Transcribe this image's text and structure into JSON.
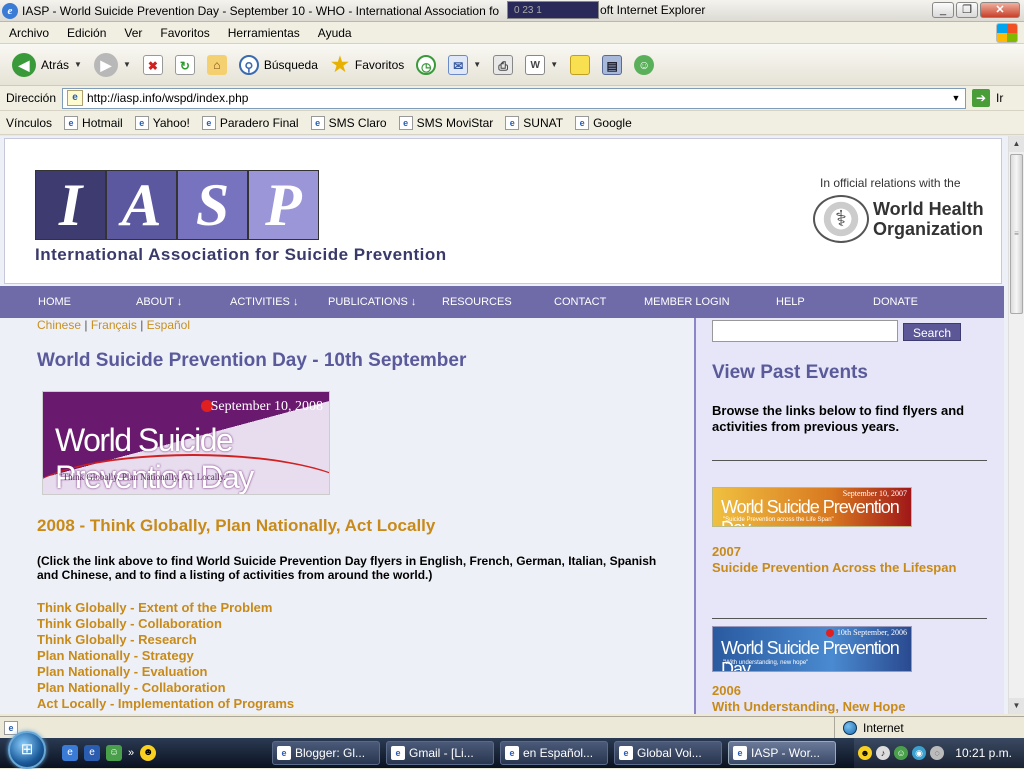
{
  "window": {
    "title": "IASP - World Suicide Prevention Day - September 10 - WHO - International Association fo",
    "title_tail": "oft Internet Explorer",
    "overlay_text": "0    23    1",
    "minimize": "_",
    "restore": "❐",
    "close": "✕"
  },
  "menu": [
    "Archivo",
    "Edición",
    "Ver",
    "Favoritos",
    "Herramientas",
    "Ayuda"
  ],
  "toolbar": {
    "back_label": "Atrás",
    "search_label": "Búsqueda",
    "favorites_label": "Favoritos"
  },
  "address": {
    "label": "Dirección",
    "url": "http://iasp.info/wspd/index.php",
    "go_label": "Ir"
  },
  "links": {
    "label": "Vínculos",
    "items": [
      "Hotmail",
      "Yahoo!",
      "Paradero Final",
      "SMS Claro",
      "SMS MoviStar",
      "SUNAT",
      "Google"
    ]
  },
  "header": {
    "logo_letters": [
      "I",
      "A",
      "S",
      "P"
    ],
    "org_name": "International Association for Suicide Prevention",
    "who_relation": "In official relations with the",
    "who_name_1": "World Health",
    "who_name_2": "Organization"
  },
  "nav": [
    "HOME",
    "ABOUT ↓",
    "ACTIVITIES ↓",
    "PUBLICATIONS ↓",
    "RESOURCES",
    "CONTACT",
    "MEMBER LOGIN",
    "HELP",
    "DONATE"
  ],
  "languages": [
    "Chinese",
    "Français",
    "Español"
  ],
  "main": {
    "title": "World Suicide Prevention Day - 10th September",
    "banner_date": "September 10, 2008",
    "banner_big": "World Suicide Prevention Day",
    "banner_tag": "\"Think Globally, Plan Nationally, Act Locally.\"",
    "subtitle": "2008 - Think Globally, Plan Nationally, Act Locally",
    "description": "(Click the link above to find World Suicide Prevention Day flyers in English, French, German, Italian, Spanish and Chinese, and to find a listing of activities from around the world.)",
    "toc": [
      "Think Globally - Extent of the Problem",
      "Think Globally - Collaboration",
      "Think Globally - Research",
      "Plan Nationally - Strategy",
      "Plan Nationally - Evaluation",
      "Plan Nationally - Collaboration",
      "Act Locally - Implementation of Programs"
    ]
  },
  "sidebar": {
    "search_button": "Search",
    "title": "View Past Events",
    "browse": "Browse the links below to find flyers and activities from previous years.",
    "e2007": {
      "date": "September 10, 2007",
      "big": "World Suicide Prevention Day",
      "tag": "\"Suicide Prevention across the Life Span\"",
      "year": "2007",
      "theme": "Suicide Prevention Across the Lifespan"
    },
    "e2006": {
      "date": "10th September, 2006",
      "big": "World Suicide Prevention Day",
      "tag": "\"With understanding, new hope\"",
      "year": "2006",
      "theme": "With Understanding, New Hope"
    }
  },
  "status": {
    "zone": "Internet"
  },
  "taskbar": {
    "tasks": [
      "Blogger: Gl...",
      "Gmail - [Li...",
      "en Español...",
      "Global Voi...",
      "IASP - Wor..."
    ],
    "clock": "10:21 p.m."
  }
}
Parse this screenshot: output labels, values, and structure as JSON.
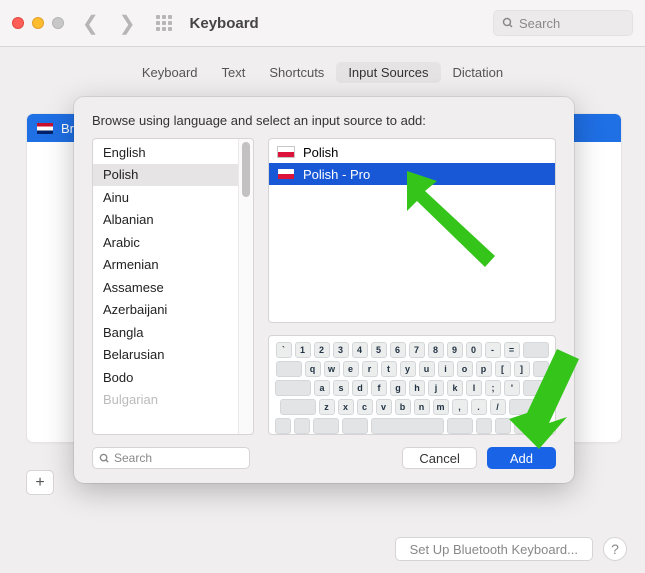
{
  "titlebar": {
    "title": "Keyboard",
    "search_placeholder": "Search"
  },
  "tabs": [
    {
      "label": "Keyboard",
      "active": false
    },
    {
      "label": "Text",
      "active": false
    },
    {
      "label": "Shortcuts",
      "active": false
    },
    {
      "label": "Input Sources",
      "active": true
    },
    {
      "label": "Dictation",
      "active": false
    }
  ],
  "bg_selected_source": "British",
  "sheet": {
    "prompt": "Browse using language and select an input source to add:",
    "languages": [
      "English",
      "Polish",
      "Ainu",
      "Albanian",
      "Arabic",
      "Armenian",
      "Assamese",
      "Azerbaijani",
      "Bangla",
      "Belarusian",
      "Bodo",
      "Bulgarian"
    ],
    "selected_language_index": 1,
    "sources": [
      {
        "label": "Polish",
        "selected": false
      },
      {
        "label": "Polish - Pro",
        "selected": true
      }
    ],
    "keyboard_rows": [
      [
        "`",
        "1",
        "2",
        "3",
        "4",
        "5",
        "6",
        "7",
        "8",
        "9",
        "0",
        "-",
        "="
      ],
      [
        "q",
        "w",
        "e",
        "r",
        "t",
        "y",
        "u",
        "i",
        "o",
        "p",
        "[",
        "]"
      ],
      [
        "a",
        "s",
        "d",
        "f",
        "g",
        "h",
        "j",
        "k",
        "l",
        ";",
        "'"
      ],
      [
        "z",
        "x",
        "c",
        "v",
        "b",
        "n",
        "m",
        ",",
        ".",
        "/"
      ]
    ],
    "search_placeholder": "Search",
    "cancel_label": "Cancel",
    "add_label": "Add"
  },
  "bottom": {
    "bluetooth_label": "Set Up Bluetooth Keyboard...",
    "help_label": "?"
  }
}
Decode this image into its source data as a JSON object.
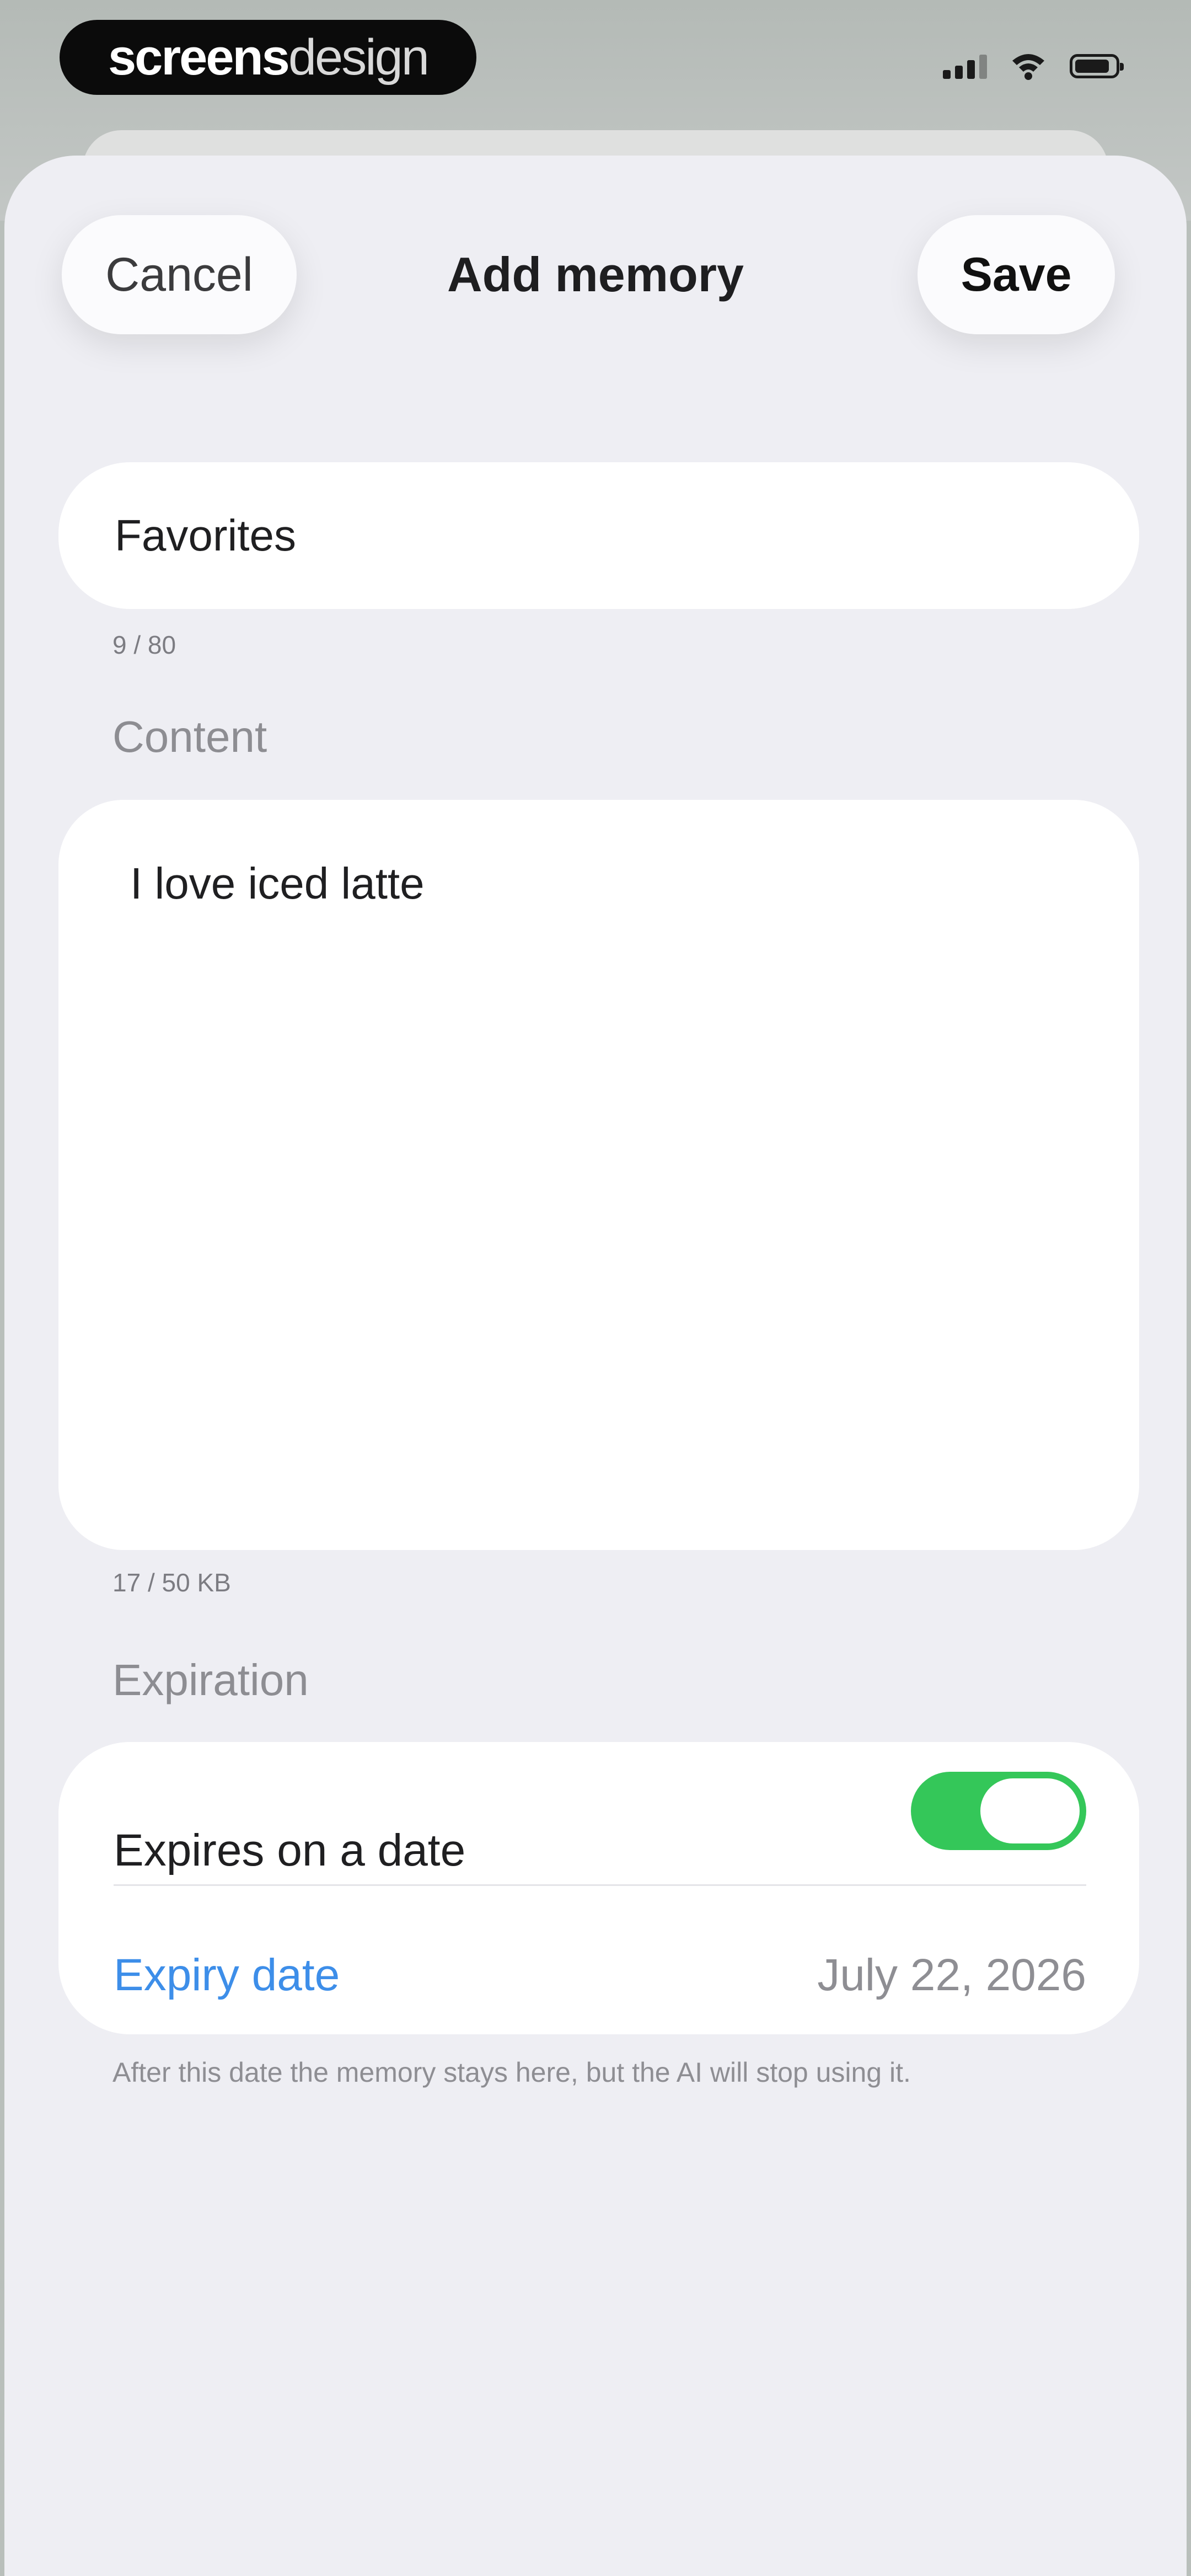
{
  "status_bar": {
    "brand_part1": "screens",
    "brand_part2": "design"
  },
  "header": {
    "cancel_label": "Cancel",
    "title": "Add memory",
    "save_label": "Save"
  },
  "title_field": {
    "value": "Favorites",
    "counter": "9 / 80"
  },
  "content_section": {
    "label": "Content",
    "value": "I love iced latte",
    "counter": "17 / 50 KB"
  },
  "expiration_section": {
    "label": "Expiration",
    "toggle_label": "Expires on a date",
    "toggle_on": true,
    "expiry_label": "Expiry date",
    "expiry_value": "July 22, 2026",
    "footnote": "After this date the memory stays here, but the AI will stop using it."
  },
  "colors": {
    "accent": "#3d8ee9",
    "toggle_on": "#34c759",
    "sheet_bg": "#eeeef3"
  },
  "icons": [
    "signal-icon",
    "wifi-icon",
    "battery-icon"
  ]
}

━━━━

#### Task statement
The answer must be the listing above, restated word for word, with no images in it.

#### Task result
Transcribe this image's text and structure into JSON.
{
  "window": {
    "title": "IASP - World Suicide Prevention Day - September 10 - WHO - International Association fo",
    "title_tail": "oft Internet Explorer",
    "overlay_text": "0    23    1",
    "minimize": "_",
    "restore": "❐",
    "close": "✕"
  },
  "menu": [
    "Archivo",
    "Edición",
    "Ver",
    "Favoritos",
    "Herramientas",
    "Ayuda"
  ],
  "toolbar": {
    "back_label": "Atrás",
    "search_label": "Búsqueda",
    "favorites_label": "Favoritos"
  },
  "address": {
    "label": "Dirección",
    "url": "http://iasp.info/wspd/index.php",
    "go_label": "Ir"
  },
  "links": {
    "label": "Vínculos",
    "items": [
      "Hotmail",
      "Yahoo!",
      "Paradero Final",
      "SMS Claro",
      "SMS MoviStar",
      "SUNAT",
      "Google"
    ]
  },
  "header": {
    "logo_letters": [
      "I",
      "A",
      "S",
      "P"
    ],
    "org_name": "International Association for Suicide Prevention",
    "who_relation": "In official relations with the",
    "who_name_1": "World Health",
    "who_name_2": "Organization"
  },
  "nav": [
    "HOME",
    "ABOUT ↓",
    "ACTIVITIES ↓",
    "PUBLICATIONS ↓",
    "RESOURCES",
    "CONTACT",
    "MEMBER LOGIN",
    "HELP",
    "DONATE"
  ],
  "languages": [
    "Chinese",
    "Français",
    "Español"
  ],
  "main": {
    "title": "World Suicide Prevention Day - 10th September",
    "banner_date": "September 10, 2008",
    "banner_big": "World Suicide Prevention Day",
    "banner_tag": "\"Think Globally, Plan Nationally, Act Locally.\"",
    "subtitle": "2008 - Think Globally, Plan Nationally, Act Locally",
    "description": "(Click the link above to find World Suicide Prevention Day flyers in English, French, German, Italian, Spanish and Chinese, and to find a listing of activities from around the world.)",
    "toc": [
      "Think Globally - Extent of the Problem",
      "Think Globally - Collaboration",
      "Think Globally - Research",
      "Plan Nationally - Strategy",
      "Plan Nationally - Evaluation",
      "Plan Nationally - Collaboration",
      "Act Locally - Implementation of Programs"
    ]
  },
  "sidebar": {
    "search_button": "Search",
    "title": "View Past Events",
    "browse": "Browse the links below to find flyers and activities from previous years.",
    "e2007": {
      "date": "September 10, 2007",
      "big": "World Suicide Prevention Day",
      "tag": "\"Suicide Prevention across the Life Span\"",
      "year": "2007",
      "theme": "Suicide Prevention Across the Lifespan"
    },
    "e2006": {
      "date": "10th September, 2006",
      "big": "World Suicide Prevention Day",
      "tag": "\"With understanding, new hope\"",
      "year": "2006",
      "theme": "With Understanding, New Hope"
    }
  },
  "status": {
    "zone": "Internet"
  },
  "taskbar": {
    "tasks": [
      "Blogger: Gl...",
      "Gmail - [Li...",
      "en Español...",
      "Global Voi...",
      "IASP - Wor..."
    ],
    "clock": "10:21 p.m."
  }
}
Parse this screenshot: output labels, values, and structure as JSON.
{
  "titlebar": {
    "title": "Keyboard",
    "search_placeholder": "Search"
  },
  "tabs": [
    {
      "label": "Keyboard",
      "active": false
    },
    {
      "label": "Text",
      "active": false
    },
    {
      "label": "Shortcuts",
      "active": false
    },
    {
      "label": "Input Sources",
      "active": true
    },
    {
      "label": "Dictation",
      "active": false
    }
  ],
  "bg_selected_source": "British",
  "sheet": {
    "prompt": "Browse using language and select an input source to add:",
    "languages": [
      "English",
      "Polish",
      "Ainu",
      "Albanian",
      "Arabic",
      "Armenian",
      "Assamese",
      "Azerbaijani",
      "Bangla",
      "Belarusian",
      "Bodo",
      "Bulgarian"
    ],
    "selected_language_index": 1,
    "sources": [
      {
        "label": "Polish",
        "selected": false
      },
      {
        "label": "Polish - Pro",
        "selected": true
      }
    ],
    "keyboard_rows": [
      [
        "`",
        "1",
        "2",
        "3",
        "4",
        "5",
        "6",
        "7",
        "8",
        "9",
        "0",
        "-",
        "="
      ],
      [
        "q",
        "w",
        "e",
        "r",
        "t",
        "y",
        "u",
        "i",
        "o",
        "p",
        "[",
        "]"
      ],
      [
        "a",
        "s",
        "d",
        "f",
        "g",
        "h",
        "j",
        "k",
        "l",
        ";",
        "'"
      ],
      [
        "z",
        "x",
        "c",
        "v",
        "b",
        "n",
        "m",
        ",",
        ".",
        "/"
      ]
    ],
    "search_placeholder": "Search",
    "cancel_label": "Cancel",
    "add_label": "Add"
  },
  "bottom": {
    "bluetooth_label": "Set Up Bluetooth Keyboard...",
    "help_label": "?"
  }
}
Decode this image into its source data as a JSON object.
{
  "status_bar": {
    "brand_part1": "screens",
    "brand_part2": "design"
  },
  "header": {
    "cancel_label": "Cancel",
    "title": "Add memory",
    "save_label": "Save"
  },
  "title_field": {
    "value": "Favorites",
    "counter": "9 / 80"
  },
  "content_section": {
    "label": "Content",
    "value": "I love iced latte",
    "counter": "17 / 50 KB"
  },
  "expiration_section": {
    "label": "Expiration",
    "toggle_label": "Expires on a date",
    "toggle_on": true,
    "expiry_label": "Expiry date",
    "expiry_value": "July 22, 2026",
    "footnote": "After this date the memory stays here, but the AI will stop using it."
  },
  "colors": {
    "accent": "#3d8ee9",
    "toggle_on": "#34c759",
    "sheet_bg": "#eeeef3"
  },
  "icons": [
    "signal-icon",
    "wifi-icon",
    "battery-icon"
  ]
}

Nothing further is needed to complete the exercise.